[DATA FOR REVIEW — start]
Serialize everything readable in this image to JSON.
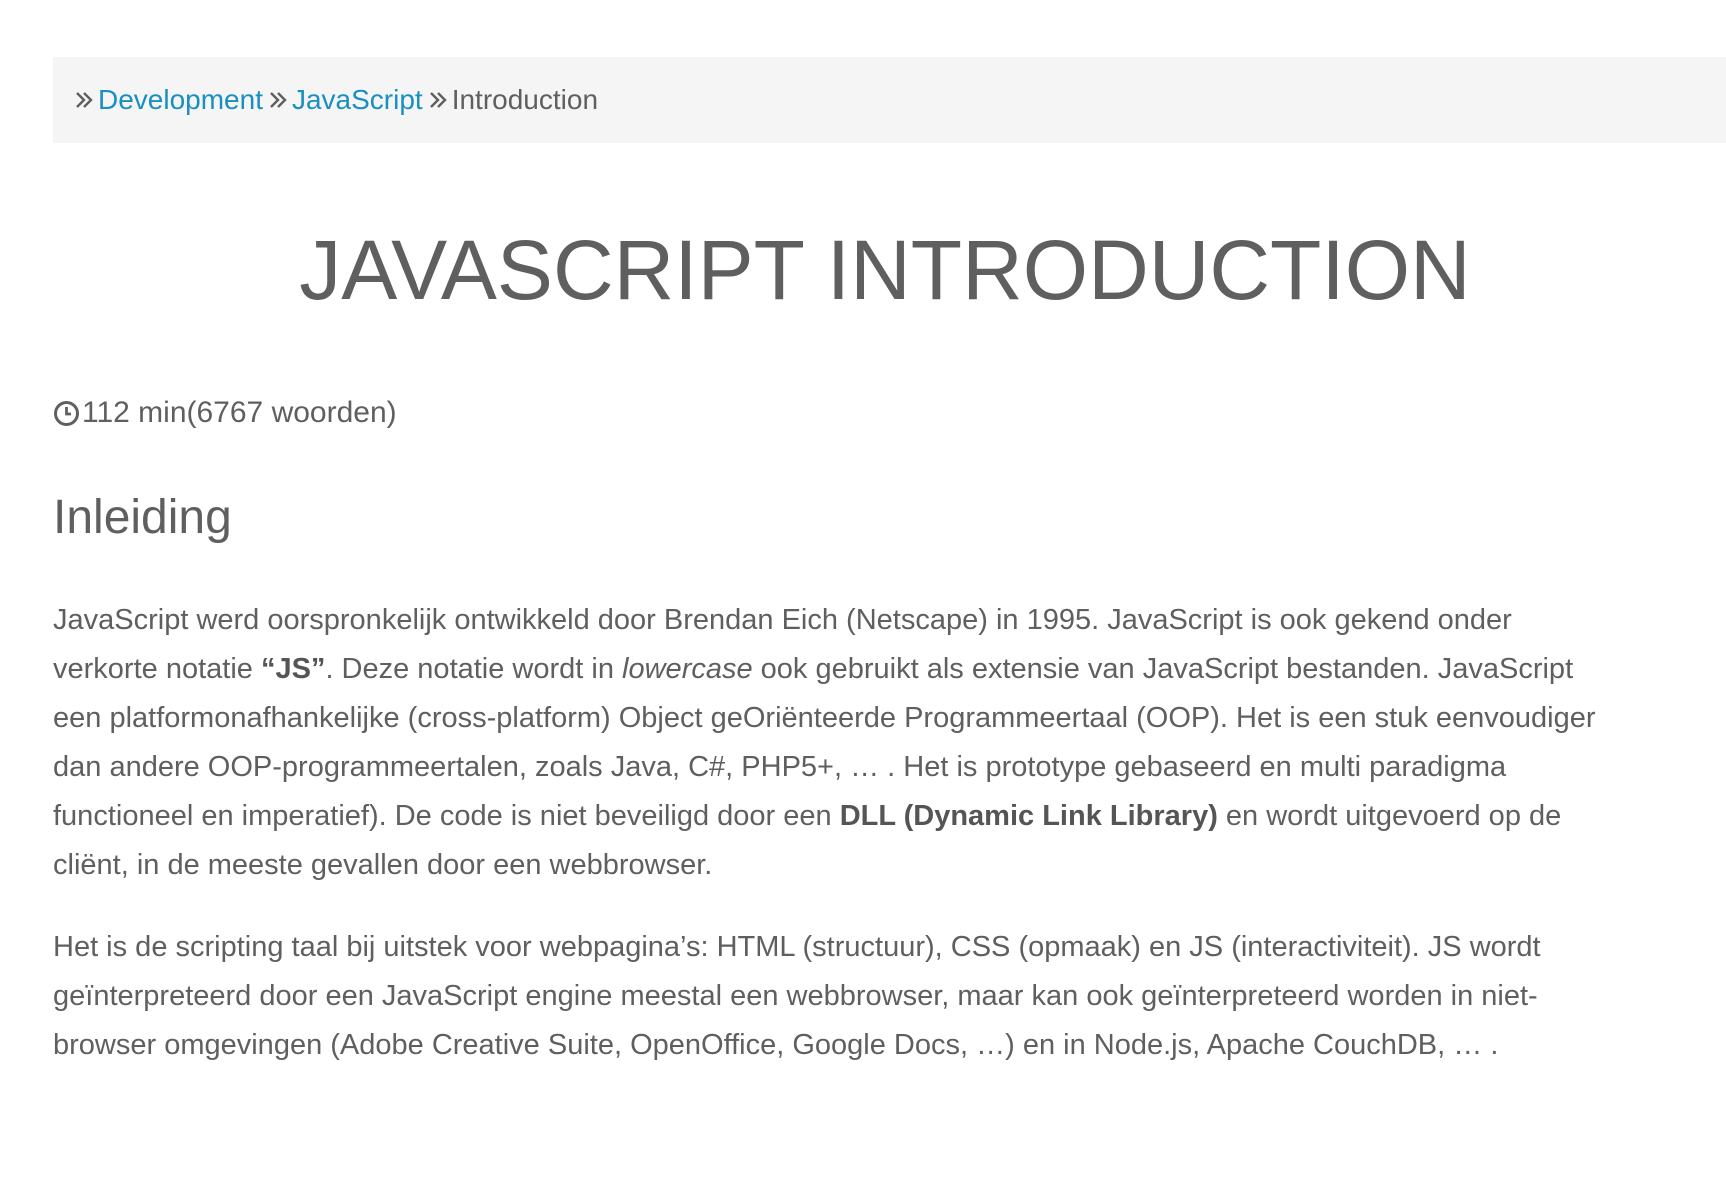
{
  "breadcrumb": {
    "items": [
      {
        "label": "Development"
      },
      {
        "label": "JavaScript"
      }
    ],
    "current": "Introduction"
  },
  "page": {
    "title": "JAVASCRIPT INTRODUCTION",
    "reading_time": "112 min(6767 woorden)",
    "section_heading": "Inleiding"
  },
  "paragraphs": {
    "p1": {
      "l1": "JavaScript werd oorspronkelijk ontwikkeld door Brendan Eich (Netscape) in 1995. JavaScript is ook gekend onder",
      "l2_a": "verkorte notatie ",
      "l2_b": "“JS”",
      "l2_c": ". Deze notatie wordt in ",
      "l2_d": "lowercase",
      "l2_e": " ook gebruikt als extensie van JavaScript bestanden. JavaScript",
      "l3": "een platformonafhankelijke (cross-platform) Object geOriënteerde Programmeertaal (OOP). Het is een stuk eenvoudiger",
      "l4": "dan andere OOP-programmeertalen, zoals Java, C#, PHP5+, … . Het is prototype gebaseerd en multi paradigma",
      "l5_a": "functioneel en imperatief). De code is niet beveiligd door een ",
      "l5_b": "DLL (Dynamic Link Library)",
      "l5_c": " en wordt uitgevoerd op de",
      "l6": "cliënt, in de meeste gevallen door een webbrowser."
    },
    "p2": {
      "l1": "Het is de scripting taal bij uitstek voor webpagina’s: HTML (structuur), CSS (opmaak) en JS (interactiviteit). JS wordt",
      "l2": "geïnterpreteerd door een JavaScript engine meestal een webbrowser, maar kan ook geïnterpreteerd worden in niet-",
      "l3": "browser omgevingen (Adobe Creative Suite, OpenOffice, Google Docs, …) en in Node.js, Apache CouchDB, … ."
    }
  },
  "colors": {
    "link": "#1a8fc1",
    "text": "#5f5f5f",
    "breadcrumb_bg": "#f5f5f5"
  },
  "icons": {
    "separator": "double-chevron-right-icon",
    "reading_time": "clock-icon"
  }
}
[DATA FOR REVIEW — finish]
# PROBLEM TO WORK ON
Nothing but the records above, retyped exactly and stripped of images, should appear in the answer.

# SOLUTION TO THE EXERCISE
Serialize everything readable in this image to JSON.
{
  "breadcrumb": {
    "items": [
      {
        "label": "Development"
      },
      {
        "label": "JavaScript"
      }
    ],
    "current": "Introduction"
  },
  "page": {
    "title": "JAVASCRIPT INTRODUCTION",
    "reading_time": "112 min(6767 woorden)",
    "section_heading": "Inleiding"
  },
  "paragraphs": {
    "p1": {
      "l1": "JavaScript werd oorspronkelijk ontwikkeld door Brendan Eich (Netscape) in 1995. JavaScript is ook gekend onder",
      "l2_a": "verkorte notatie ",
      "l2_b": "“JS”",
      "l2_c": ". Deze notatie wordt in ",
      "l2_d": "lowercase",
      "l2_e": " ook gebruikt als extensie van JavaScript bestanden. JavaScript",
      "l3": "een platformonafhankelijke (cross-platform) Object geOriënteerde Programmeertaal (OOP). Het is een stuk eenvoudiger",
      "l4": "dan andere OOP-programmeertalen, zoals Java, C#, PHP5+, … . Het is prototype gebaseerd en multi paradigma",
      "l5_a": "functioneel en imperatief). De code is niet beveiligd door een ",
      "l5_b": "DLL (Dynamic Link Library)",
      "l5_c": " en wordt uitgevoerd op de",
      "l6": "cliënt, in de meeste gevallen door een webbrowser."
    },
    "p2": {
      "l1": "Het is de scripting taal bij uitstek voor webpagina’s: HTML (structuur), CSS (opmaak) en JS (interactiviteit). JS wordt",
      "l2": "geïnterpreteerd door een JavaScript engine meestal een webbrowser, maar kan ook geïnterpreteerd worden in niet-",
      "l3": "browser omgevingen (Adobe Creative Suite, OpenOffice, Google Docs, …) en in Node.js, Apache CouchDB, … ."
    }
  },
  "colors": {
    "link": "#1a8fc1",
    "text": "#5f5f5f",
    "breadcrumb_bg": "#f5f5f5"
  },
  "icons": {
    "separator": "double-chevron-right-icon",
    "reading_time": "clock-icon"
  }
}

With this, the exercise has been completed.